Work task:
Only lines holding the word "Údaje" should be copied from the material.
====================
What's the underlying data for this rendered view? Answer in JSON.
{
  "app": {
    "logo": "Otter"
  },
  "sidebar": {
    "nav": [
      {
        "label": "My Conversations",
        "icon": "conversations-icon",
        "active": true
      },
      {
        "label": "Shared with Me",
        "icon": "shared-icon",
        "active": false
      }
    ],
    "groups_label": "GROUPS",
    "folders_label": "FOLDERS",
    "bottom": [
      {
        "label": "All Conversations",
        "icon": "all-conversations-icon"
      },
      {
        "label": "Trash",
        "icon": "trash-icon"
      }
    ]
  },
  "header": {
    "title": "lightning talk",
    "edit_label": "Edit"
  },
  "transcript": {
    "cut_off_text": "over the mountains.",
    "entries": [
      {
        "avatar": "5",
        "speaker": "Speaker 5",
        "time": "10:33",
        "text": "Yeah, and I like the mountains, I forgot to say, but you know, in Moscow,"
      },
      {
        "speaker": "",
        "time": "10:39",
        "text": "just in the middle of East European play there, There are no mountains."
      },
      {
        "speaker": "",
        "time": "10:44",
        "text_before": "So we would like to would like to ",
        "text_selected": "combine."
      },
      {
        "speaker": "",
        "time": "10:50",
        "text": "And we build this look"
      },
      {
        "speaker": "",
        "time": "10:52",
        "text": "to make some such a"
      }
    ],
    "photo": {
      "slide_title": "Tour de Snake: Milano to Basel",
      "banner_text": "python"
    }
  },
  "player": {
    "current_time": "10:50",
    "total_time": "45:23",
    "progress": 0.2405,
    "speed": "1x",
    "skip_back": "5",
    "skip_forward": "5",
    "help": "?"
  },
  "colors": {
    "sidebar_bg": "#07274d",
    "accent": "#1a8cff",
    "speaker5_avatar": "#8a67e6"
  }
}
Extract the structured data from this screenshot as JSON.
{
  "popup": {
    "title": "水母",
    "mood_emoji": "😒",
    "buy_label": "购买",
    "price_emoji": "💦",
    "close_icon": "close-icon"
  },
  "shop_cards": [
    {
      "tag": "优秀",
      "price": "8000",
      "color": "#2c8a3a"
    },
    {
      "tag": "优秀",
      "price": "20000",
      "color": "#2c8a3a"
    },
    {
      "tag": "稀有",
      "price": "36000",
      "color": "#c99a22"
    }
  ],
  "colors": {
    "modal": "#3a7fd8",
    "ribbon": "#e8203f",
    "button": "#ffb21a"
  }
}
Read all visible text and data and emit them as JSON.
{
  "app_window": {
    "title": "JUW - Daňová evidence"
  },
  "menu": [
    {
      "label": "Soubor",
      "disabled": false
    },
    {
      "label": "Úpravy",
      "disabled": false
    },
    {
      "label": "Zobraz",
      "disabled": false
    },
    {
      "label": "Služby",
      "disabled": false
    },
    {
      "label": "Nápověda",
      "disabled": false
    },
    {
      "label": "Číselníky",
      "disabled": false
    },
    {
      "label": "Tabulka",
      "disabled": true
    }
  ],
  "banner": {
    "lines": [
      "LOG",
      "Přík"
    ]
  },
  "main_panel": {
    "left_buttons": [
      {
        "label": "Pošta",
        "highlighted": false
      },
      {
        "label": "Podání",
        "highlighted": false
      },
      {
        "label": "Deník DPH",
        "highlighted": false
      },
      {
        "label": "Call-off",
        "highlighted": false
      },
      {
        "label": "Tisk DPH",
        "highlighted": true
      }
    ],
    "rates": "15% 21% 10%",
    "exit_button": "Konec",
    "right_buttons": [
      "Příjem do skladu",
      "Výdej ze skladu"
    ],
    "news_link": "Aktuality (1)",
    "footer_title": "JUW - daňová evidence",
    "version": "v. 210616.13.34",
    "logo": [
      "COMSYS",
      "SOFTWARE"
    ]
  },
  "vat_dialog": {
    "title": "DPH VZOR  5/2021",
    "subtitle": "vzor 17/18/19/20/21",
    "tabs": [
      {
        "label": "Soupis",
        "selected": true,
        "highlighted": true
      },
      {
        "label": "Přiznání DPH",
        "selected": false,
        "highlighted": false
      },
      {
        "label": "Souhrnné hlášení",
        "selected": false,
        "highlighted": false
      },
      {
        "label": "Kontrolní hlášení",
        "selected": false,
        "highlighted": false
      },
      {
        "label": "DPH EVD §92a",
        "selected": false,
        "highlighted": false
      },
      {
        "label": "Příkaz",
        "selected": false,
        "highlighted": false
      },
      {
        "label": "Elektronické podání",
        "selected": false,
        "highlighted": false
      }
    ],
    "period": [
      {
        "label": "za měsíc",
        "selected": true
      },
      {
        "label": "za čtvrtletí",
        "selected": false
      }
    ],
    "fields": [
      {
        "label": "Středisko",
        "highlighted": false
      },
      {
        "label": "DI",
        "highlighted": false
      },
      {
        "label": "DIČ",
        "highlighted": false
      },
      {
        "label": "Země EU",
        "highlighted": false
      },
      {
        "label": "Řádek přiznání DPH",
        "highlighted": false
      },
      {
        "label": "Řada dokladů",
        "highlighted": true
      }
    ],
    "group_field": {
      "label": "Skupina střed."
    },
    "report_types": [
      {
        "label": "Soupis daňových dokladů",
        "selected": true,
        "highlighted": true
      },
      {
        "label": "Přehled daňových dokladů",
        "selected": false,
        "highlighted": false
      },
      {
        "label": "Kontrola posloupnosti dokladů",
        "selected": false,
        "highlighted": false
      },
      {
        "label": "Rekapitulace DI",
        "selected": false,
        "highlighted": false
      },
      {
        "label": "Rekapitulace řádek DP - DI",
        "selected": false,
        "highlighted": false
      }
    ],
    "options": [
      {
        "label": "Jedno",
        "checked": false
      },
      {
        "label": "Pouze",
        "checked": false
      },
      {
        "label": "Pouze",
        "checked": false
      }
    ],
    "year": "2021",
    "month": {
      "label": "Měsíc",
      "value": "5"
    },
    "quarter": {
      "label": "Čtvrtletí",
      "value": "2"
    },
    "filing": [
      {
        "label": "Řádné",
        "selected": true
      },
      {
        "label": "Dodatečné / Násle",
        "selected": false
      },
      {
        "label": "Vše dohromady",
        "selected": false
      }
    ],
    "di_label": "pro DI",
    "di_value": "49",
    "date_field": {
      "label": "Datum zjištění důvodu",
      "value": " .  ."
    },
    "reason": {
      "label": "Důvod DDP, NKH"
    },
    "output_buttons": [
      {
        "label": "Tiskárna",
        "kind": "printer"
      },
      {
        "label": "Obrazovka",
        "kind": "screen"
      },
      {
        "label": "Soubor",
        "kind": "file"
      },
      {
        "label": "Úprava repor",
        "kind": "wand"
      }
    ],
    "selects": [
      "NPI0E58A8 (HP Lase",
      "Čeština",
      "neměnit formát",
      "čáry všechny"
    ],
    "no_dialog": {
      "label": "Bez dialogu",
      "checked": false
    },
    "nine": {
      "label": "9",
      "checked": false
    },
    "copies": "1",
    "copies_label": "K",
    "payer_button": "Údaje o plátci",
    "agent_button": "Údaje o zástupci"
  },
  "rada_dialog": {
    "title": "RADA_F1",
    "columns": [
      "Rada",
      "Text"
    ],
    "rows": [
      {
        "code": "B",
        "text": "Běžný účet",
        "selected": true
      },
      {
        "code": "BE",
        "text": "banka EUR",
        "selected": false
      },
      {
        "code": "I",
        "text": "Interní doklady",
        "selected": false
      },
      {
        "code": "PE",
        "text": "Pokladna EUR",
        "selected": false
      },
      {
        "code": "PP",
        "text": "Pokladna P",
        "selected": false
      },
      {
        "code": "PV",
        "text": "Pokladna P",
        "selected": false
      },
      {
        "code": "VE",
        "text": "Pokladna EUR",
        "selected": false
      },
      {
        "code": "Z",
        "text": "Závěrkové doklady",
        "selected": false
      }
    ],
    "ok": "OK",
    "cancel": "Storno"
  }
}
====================
Output of the exercise:
    "payer_button": "Údaje o plátci",
    "agent_button": "Údaje o zástupci"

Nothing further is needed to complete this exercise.